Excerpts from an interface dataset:
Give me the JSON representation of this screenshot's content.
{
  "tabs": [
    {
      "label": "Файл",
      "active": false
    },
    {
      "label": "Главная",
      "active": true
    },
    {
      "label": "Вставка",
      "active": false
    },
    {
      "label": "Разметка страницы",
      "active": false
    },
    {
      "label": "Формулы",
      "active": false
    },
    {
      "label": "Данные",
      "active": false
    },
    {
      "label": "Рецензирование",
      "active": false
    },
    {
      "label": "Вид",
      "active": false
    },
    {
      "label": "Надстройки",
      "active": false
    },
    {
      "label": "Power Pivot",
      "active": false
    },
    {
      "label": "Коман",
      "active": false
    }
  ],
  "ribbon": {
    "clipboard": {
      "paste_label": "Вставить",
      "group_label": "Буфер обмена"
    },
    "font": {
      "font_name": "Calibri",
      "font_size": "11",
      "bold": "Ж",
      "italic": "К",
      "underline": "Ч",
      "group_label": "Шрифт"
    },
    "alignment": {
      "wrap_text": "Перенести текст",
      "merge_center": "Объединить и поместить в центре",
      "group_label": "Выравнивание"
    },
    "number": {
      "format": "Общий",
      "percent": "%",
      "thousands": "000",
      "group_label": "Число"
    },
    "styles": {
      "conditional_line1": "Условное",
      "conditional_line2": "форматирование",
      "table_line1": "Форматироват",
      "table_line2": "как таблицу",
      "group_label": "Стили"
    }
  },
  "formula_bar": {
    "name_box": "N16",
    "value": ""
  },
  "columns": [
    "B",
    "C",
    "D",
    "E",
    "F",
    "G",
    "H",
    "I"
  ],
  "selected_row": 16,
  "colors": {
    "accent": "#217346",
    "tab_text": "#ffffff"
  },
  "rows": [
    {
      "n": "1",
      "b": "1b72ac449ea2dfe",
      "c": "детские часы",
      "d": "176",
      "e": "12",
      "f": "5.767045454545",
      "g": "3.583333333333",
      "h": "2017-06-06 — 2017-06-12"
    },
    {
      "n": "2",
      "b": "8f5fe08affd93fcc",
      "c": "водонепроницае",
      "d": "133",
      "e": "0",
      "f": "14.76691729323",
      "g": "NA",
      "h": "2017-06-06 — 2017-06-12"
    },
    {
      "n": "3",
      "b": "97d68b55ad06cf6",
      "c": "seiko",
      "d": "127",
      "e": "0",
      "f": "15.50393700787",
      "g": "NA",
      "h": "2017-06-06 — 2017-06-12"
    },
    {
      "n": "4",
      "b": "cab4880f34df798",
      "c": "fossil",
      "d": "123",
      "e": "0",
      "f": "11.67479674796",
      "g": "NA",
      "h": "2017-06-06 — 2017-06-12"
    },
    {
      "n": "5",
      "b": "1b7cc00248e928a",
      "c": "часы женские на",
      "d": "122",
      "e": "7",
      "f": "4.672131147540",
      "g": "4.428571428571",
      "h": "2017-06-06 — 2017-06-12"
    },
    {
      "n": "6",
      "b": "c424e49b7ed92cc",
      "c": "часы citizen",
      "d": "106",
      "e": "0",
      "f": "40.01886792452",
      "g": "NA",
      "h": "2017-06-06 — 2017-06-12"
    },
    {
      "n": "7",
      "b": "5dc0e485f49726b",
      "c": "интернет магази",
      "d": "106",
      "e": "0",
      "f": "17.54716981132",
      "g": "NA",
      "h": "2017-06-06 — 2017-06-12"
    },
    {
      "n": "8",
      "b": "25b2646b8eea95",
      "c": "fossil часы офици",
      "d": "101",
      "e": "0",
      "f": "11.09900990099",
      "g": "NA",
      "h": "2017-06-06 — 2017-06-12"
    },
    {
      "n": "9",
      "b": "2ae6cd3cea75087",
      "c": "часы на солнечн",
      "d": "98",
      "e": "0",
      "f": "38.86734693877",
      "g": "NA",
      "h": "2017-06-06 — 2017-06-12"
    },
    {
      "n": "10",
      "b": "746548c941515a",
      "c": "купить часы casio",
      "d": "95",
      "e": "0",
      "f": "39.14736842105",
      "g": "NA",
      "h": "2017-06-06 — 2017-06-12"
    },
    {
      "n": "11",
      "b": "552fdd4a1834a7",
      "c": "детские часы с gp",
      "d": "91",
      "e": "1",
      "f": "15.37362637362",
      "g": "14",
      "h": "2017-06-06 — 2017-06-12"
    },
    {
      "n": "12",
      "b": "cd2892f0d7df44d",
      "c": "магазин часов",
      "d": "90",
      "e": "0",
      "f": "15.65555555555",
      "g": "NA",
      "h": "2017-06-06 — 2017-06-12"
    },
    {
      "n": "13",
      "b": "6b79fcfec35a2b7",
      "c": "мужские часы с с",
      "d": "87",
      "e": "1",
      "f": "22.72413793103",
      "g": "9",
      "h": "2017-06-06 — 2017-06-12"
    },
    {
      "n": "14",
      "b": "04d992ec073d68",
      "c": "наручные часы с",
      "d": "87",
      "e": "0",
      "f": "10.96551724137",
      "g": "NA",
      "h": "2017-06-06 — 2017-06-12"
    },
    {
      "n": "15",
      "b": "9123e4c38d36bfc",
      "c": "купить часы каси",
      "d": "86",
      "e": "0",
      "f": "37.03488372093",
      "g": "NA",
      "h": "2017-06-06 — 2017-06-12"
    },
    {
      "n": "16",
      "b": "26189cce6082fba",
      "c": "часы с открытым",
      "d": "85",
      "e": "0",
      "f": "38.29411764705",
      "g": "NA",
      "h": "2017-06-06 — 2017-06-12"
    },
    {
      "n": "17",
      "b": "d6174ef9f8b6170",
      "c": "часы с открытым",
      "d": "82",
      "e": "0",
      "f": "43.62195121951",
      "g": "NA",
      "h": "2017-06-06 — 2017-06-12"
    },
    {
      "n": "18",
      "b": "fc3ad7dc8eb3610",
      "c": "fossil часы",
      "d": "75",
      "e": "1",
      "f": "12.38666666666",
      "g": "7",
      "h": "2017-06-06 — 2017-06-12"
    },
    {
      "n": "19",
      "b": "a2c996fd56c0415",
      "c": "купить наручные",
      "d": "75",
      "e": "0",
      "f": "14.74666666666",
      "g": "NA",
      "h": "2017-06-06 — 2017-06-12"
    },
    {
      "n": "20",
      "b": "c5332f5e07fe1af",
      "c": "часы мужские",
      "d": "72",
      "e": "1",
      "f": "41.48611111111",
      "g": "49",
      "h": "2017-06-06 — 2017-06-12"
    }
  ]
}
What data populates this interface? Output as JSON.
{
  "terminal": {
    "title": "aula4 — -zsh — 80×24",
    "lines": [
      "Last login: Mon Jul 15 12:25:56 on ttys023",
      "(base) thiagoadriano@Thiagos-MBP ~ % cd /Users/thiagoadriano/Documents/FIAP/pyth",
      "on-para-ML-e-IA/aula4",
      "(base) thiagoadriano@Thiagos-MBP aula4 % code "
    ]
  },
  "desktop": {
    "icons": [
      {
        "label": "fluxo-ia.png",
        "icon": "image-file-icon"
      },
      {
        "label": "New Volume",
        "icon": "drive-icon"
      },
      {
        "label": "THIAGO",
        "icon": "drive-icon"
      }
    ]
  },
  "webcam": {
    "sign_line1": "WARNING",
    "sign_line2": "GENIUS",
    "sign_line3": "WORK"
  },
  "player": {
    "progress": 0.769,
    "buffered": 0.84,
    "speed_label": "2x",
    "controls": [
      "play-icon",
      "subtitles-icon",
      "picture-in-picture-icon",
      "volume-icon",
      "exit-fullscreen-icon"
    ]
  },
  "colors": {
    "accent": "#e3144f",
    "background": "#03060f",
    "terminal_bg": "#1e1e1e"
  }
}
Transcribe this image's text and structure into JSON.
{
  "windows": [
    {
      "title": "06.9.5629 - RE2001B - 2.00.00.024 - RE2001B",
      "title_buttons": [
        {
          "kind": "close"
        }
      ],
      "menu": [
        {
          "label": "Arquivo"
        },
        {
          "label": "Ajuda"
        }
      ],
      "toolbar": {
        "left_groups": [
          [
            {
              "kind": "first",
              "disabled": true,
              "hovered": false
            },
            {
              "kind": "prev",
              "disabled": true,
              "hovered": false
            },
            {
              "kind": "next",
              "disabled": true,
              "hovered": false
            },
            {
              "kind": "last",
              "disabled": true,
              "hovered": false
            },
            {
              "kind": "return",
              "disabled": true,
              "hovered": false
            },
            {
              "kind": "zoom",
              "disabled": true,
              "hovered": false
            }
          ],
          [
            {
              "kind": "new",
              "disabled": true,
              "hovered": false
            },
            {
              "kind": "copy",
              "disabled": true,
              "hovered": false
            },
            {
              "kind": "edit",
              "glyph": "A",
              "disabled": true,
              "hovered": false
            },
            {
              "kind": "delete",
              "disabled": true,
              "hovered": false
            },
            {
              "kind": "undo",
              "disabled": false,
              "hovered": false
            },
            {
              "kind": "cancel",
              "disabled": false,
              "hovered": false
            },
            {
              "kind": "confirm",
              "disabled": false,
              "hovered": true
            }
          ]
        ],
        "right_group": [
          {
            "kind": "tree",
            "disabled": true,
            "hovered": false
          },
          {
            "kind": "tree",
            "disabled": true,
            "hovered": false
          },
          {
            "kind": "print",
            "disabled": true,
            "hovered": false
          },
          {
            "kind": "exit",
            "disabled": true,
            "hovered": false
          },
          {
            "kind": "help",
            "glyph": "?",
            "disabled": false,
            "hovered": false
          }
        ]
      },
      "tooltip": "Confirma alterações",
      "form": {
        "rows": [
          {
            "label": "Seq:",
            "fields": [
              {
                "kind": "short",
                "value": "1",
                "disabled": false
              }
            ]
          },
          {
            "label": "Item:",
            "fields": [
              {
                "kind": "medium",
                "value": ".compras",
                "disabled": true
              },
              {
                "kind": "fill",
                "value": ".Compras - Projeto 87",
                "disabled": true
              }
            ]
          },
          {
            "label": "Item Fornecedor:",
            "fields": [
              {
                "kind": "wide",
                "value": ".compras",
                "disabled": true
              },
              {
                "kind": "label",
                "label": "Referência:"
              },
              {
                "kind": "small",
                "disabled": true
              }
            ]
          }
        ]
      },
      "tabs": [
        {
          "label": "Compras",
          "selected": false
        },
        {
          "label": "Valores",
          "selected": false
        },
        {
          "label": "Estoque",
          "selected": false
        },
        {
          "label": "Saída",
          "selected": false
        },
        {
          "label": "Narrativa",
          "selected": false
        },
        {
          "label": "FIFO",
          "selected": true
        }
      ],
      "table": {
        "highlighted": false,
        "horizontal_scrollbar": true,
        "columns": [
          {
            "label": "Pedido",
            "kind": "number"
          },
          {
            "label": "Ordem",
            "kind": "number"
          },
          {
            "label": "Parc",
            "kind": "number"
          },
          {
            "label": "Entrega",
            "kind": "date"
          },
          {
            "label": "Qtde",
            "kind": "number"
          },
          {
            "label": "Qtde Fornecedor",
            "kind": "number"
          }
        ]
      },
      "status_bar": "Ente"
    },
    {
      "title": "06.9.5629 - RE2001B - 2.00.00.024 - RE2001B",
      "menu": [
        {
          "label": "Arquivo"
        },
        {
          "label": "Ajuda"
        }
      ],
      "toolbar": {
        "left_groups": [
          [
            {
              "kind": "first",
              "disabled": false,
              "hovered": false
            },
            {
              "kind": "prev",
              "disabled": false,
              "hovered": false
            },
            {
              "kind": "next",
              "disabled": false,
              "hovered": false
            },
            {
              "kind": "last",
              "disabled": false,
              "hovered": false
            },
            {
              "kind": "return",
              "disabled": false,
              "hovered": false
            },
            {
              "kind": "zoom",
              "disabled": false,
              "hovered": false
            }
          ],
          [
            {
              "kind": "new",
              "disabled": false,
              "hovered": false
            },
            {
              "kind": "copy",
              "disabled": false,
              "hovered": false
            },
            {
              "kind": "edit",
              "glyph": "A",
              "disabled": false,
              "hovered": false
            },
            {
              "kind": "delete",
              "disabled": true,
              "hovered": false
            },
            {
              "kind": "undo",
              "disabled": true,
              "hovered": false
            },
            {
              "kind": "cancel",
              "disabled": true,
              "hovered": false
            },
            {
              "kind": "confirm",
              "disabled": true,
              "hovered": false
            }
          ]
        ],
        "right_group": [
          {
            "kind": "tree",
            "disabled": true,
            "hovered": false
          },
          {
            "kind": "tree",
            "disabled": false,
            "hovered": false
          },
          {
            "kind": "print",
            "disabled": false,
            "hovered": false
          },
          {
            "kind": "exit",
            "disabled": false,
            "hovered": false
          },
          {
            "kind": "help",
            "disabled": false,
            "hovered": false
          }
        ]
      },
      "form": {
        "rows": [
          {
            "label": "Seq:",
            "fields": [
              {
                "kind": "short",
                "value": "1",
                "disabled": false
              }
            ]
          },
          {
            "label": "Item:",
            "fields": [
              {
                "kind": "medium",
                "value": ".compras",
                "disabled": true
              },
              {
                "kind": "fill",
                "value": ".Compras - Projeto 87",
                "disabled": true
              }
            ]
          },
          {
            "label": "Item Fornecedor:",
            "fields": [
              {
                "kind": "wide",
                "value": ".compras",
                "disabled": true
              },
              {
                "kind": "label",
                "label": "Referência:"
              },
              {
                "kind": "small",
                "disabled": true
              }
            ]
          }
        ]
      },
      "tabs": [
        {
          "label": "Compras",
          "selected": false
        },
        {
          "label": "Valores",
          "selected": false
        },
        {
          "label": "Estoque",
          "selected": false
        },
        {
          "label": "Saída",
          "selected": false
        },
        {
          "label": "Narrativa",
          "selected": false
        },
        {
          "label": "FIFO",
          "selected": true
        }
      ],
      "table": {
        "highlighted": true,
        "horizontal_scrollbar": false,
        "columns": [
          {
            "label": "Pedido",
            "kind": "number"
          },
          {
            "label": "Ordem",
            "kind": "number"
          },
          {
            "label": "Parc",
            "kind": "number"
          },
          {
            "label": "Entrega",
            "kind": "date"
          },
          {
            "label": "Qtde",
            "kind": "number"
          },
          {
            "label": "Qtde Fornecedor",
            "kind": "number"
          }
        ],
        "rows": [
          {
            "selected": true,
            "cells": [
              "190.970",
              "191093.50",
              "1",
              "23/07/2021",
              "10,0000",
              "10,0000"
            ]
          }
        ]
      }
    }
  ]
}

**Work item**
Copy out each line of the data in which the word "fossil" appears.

**Result for this task**
      "c": "fossil",
      "c": "fossil часы офици",
      "c": "fossil часы",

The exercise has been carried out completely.